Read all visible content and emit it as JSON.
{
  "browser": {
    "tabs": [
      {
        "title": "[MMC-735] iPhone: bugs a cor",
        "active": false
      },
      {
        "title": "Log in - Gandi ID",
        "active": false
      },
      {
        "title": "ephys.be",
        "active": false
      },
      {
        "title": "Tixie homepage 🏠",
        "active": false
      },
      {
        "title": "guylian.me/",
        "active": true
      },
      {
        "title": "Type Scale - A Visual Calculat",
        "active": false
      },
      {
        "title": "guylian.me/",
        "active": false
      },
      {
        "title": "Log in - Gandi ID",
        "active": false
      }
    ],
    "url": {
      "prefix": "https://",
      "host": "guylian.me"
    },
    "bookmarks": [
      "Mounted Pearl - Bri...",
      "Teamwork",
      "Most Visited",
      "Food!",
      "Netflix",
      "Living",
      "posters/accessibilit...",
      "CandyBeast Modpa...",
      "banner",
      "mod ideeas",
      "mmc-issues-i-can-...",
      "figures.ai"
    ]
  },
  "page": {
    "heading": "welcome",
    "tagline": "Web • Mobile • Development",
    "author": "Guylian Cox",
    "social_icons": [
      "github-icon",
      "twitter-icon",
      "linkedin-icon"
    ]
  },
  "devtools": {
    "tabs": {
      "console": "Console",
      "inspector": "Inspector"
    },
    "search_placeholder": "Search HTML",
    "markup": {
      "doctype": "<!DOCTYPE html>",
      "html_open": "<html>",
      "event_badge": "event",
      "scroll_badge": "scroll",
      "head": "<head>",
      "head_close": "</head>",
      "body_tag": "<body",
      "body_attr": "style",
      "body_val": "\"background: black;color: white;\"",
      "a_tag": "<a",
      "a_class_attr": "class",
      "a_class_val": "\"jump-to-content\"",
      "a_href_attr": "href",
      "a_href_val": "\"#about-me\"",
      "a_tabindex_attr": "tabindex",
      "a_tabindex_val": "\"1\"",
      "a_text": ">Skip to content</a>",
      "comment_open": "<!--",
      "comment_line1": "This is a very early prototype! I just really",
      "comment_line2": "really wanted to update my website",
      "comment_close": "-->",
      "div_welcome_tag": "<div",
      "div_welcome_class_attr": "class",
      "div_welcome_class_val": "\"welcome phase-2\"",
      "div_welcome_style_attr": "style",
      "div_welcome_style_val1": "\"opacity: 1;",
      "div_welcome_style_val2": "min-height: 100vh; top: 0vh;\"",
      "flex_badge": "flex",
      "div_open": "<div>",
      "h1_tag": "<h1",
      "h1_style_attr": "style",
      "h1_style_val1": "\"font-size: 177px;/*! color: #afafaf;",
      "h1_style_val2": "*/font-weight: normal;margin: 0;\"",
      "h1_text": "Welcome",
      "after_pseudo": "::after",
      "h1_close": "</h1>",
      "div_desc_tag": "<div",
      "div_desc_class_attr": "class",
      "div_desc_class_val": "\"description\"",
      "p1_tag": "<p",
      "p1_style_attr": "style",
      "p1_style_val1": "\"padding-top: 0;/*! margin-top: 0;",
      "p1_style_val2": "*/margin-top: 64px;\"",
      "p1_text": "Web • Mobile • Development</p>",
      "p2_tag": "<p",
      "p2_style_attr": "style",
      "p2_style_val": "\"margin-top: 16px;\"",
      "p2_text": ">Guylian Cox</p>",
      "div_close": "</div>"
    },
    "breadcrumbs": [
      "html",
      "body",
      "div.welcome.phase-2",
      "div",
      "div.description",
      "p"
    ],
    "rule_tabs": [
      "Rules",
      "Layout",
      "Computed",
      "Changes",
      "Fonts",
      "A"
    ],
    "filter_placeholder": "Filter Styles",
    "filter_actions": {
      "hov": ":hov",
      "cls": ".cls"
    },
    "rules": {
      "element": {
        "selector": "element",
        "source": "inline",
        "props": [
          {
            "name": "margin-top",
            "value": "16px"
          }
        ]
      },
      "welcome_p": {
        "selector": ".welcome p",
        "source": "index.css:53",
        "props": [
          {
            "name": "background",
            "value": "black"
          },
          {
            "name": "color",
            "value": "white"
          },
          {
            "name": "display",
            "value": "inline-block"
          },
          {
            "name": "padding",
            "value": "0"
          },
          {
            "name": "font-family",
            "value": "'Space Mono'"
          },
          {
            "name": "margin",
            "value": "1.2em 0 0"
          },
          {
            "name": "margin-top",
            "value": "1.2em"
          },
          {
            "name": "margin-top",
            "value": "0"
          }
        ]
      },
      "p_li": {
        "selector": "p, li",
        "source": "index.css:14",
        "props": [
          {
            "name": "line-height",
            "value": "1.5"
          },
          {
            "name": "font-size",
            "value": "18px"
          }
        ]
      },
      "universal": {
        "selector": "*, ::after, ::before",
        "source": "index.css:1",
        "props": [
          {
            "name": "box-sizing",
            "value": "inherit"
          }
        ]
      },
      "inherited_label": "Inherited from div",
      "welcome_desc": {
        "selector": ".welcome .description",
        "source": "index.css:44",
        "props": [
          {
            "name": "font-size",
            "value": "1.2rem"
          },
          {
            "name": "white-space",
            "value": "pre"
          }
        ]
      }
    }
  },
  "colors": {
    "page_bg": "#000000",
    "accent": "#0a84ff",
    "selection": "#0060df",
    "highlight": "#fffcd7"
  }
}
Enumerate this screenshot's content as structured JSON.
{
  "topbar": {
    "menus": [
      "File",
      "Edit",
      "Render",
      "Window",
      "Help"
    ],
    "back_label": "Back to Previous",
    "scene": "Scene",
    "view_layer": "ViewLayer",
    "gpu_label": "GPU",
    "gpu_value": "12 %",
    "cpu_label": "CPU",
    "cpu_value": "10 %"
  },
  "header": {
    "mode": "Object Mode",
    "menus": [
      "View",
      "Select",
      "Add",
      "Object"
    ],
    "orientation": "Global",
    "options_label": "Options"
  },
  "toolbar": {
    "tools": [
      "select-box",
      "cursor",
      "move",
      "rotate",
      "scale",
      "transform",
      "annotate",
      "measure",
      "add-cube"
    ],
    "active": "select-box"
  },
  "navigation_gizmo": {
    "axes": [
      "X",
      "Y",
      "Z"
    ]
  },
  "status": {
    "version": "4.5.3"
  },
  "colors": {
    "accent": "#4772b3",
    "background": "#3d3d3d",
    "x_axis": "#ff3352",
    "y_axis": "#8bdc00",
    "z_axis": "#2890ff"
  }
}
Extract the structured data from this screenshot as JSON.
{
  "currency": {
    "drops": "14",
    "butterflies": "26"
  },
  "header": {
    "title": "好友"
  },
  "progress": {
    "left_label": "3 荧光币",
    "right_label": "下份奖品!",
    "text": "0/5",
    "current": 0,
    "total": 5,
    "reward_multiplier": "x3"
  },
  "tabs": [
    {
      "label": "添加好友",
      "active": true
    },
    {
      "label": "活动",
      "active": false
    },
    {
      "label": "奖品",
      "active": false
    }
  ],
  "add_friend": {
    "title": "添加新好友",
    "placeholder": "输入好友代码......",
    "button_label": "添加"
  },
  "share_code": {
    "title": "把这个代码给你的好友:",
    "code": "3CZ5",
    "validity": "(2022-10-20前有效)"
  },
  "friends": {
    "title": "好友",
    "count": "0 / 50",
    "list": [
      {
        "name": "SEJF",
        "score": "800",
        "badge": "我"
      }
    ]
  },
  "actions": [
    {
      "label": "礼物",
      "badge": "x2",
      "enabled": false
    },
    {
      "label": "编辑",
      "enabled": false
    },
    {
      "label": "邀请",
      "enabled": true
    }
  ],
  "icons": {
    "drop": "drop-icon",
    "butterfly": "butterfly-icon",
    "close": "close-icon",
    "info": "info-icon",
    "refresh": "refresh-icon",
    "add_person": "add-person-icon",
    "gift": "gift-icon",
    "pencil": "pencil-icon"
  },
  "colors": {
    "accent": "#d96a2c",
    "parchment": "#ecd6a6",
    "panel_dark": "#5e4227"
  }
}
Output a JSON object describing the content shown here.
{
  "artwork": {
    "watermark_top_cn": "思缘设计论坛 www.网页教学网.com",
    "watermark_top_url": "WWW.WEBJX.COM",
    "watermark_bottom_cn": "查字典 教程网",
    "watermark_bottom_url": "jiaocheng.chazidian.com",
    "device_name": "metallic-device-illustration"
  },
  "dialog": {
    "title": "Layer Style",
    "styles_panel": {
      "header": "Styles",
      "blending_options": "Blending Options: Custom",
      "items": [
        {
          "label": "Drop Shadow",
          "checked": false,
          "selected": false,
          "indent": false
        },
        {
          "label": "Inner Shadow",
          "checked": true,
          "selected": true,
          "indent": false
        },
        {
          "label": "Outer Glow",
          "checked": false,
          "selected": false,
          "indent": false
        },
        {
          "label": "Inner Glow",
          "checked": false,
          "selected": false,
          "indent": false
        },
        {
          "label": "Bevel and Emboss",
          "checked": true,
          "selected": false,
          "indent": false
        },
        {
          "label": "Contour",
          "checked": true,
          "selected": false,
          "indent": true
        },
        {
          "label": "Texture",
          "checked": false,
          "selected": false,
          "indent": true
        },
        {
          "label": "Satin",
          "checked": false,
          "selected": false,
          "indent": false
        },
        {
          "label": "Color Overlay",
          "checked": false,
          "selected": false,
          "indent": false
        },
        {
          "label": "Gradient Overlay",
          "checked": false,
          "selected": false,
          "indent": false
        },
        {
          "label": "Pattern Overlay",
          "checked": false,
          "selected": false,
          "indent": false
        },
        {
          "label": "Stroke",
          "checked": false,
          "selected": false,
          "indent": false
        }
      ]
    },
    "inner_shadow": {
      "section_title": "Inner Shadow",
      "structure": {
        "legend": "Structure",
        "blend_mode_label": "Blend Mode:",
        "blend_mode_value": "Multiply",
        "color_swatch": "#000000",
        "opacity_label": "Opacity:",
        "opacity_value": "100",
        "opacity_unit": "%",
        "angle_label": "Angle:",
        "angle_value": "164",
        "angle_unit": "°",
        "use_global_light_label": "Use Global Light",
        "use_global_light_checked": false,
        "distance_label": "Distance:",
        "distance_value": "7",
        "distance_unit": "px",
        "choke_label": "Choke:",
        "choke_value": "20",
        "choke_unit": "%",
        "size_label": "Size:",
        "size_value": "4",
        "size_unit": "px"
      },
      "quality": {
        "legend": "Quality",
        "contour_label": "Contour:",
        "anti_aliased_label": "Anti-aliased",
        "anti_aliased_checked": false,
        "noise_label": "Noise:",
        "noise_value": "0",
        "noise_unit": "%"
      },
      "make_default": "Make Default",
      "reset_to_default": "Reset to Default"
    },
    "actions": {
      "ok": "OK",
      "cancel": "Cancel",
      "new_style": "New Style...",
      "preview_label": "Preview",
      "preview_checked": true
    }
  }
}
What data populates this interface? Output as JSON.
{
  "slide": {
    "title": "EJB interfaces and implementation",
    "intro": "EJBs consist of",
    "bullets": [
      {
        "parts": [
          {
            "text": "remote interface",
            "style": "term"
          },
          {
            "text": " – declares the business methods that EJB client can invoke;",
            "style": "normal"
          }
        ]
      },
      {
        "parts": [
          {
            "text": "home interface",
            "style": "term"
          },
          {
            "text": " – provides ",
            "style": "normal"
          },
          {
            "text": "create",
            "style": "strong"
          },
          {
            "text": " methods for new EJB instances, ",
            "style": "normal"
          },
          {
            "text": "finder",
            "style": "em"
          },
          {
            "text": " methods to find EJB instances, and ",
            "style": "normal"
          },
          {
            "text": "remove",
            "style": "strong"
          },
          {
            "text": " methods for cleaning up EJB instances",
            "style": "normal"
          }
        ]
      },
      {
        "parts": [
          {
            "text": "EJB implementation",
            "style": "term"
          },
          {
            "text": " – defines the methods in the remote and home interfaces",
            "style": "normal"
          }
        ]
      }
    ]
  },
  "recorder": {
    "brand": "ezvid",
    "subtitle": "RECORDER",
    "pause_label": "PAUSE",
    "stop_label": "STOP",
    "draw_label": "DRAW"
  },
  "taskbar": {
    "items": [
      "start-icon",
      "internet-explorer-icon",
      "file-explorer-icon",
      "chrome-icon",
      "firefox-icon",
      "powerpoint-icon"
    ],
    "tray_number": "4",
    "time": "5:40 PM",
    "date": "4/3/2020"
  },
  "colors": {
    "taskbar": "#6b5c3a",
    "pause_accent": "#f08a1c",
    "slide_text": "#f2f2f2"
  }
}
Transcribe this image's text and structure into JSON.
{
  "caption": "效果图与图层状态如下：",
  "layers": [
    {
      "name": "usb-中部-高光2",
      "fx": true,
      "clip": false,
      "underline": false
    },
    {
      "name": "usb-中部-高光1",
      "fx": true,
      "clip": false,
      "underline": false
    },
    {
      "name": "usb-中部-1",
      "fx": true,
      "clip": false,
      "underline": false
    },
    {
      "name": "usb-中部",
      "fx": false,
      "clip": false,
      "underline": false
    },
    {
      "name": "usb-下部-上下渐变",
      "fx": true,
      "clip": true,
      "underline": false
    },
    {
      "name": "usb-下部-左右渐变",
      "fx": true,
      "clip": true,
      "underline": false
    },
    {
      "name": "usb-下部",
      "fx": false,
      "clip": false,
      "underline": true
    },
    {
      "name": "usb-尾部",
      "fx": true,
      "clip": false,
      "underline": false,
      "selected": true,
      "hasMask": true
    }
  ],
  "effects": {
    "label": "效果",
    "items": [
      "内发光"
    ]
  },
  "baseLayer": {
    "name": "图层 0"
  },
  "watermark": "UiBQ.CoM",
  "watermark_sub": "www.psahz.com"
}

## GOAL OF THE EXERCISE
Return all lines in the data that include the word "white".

## OUTPUT OF THE TASK
      "body_val": "\"background: black;color: white;\"",
            "value": "white"
            "name": "white-space",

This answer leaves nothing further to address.